Like a lot of people, Olivia Laing came to New York to join a lover. Like a lot of people, she soon became unjoined. She stopped eating and drifted, moved from sublet to sublet, wandered the streets in a desperate daze. She craved intimacy and shied away from it, was painfully self-conscious but also anxious that she was in danger of vanishing. What does loneliness feel like? It feels, she says, ‘like being hungry when everyone around you is readying for a feast. It feels shameful and alarming, and over time these feelings radiate outwards, making the lonely person increasingly isolated, increasingly estranged.’
The Lonely City is memoir, art criticism and a portrait of the Big Apple seen through the eyes of an accidental flâneuse.

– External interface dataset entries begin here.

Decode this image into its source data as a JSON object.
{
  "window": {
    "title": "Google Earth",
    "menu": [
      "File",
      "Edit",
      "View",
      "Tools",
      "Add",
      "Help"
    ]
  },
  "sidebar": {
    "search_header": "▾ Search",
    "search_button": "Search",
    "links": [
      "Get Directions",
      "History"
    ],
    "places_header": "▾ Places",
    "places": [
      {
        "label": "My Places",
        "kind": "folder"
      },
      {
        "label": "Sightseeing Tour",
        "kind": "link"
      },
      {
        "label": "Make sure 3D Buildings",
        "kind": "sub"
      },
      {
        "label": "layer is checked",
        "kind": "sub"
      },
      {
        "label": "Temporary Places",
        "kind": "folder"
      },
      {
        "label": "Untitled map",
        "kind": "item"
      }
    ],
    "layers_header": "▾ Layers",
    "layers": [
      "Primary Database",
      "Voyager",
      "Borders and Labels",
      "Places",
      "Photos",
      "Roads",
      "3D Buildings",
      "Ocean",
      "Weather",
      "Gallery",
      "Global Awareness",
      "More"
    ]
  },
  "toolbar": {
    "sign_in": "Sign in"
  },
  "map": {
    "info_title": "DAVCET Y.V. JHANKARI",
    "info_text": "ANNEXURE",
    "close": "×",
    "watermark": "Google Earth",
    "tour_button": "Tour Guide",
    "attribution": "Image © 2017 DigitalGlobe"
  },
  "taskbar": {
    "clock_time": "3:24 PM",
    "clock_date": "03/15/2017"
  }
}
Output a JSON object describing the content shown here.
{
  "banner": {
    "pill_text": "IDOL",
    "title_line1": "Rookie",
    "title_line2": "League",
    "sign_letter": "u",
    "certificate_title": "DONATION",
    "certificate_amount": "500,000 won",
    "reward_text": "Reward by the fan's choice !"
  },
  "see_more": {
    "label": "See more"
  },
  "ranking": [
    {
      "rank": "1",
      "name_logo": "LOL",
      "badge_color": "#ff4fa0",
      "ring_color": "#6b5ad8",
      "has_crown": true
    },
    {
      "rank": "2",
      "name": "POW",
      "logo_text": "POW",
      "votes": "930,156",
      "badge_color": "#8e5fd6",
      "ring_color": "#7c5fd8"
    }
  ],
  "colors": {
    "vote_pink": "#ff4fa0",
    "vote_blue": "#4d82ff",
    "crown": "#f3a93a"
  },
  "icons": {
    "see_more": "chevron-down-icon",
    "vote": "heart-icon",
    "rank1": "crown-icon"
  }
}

Laing, who is careful to distinguish between being alone and being lonely, is sensitive to pain. She mentions that after her mother came out of the closet in the 1980s they were driven out of the coastal village where she’d grown up. Her mother’s partner was an alcoholic, and Laing herself dropped out of college and lived for some time in junkie-filled squats. There is a way in which New York, whose Statue of Liberty sports Emma Lazarus’s words, ‘Give me your tired, your poor, your huddled masses yearning to breathe free’, is her natural home.
It’s in the lives and work of artists, many of them queer, many of them associated with downtown New York — David Wojnarowicz, Peter Hujar, Klaus Nomi, Nan Goldin — that she finds companionship, examples of how to ‘resist loneliness, to make a joyous art of difference’. Individuals, often seen as cool, edgy, fearless transgressors, are portrayed as scratched, nervous humans. Her Andy Warhol is Andrej Warhola, the bullied child of Slovakian immigrants, disfigured by acne, self-conscious about his speech impediment. Capote called him ‘the most friendless person I’d ever met in my life’; his nickname ‘Drella’ was from Cinderella, the girl left behind while everyone else was at the ball. Hardly surprising, Laing suggests, if he used machines such as the Polaroid or 16mm Bolex camera to keep the world at bay — to the extent that he called his tape recorder ‘my wife’.
She writes sympathetically about him, his would-be assassin Valerie Solanas (founder of Scum — the Society for Cutting Up Men), Greta Garbo, Edward Hopper. And also about Henry Darger, known today as an extraordinary and extraordinarily creepy outsider artist responsible for The Story of the Vivian Girls, a mythological war tale over 15,000 pages long and full of beautiful, horrific images of naked young girls being choked, tortured and hanged. Darger was born to a crippled father and a mother who died when he was four, sent to an asylum for feeble-minded children, and though he ran away, spent most of his life working as a janitor and living alone in a boarding house. Laing is fascinated by the way he deployed found images and tracing techniques to create visual abundance, and fascinating in her attention to ‘the gaze of agony, the gaze of empathy, and the gaze of disassociation’ she discerns in his imagery.
It’s sometimes claimed, mostly by idiots, that the internet helps combat loneliness. Pack up your troubles and get connected, interact, join the network! Laing, who is by no means a technophobe (she describes her laptop as ‘my cathected silver lover’), evokes what she calls the ‘isolation and data dependency’ of the digital realm:
This descending scroll from mostly strangers, institutions, friends, this ephemeral community in which I was a disembodied and inconstant presence … news of a death, protest picture, art opening, joke about Derrida, refugees in the forests of Macedonia, hashtag shame, hashtag lazy.
It may seem odd, but this book, with its 50 shades of blue, with many passages as bruised and gorgeous as those in the fictions of writers such as Jean Rhys and Sam Selvon — imbues New York with a perverse romance. At one point Laing finds herself
clinging hopelessly to the city itself: the repeating tapestry of psychics and bodegas, the bump and grind of traffic, the live lobsters on the corner of Ninth Avenue, the steam drifting up from beneath the streets.
It makes me, who actually lives there, feel as if I’ve had my eyes and ears closed to it for far too long. Perhaps I’m dead? Laing says: ‘Loneliness, longing, does not mean one has failed, but simply that one is alive.’
The beaten-up, character-rich East Village in which she and many of her beloved artists lived has increasingly been taken over by mani-pedi salons, frozen-yoghurt stores, shrines to emollience. Laing, eschewing narcissism and navel-gazing to the end, concludes with a warning about not only urban gentrification but a gentrification of the emotions:
Amidst the glossiness of late capitalism, we are fed the notion that all difficult feelings — depression, anxiety, loneliness, rage — are simply a consequence of unsettled chemistry, a problem to be fixed, rather than a response to structural injustice.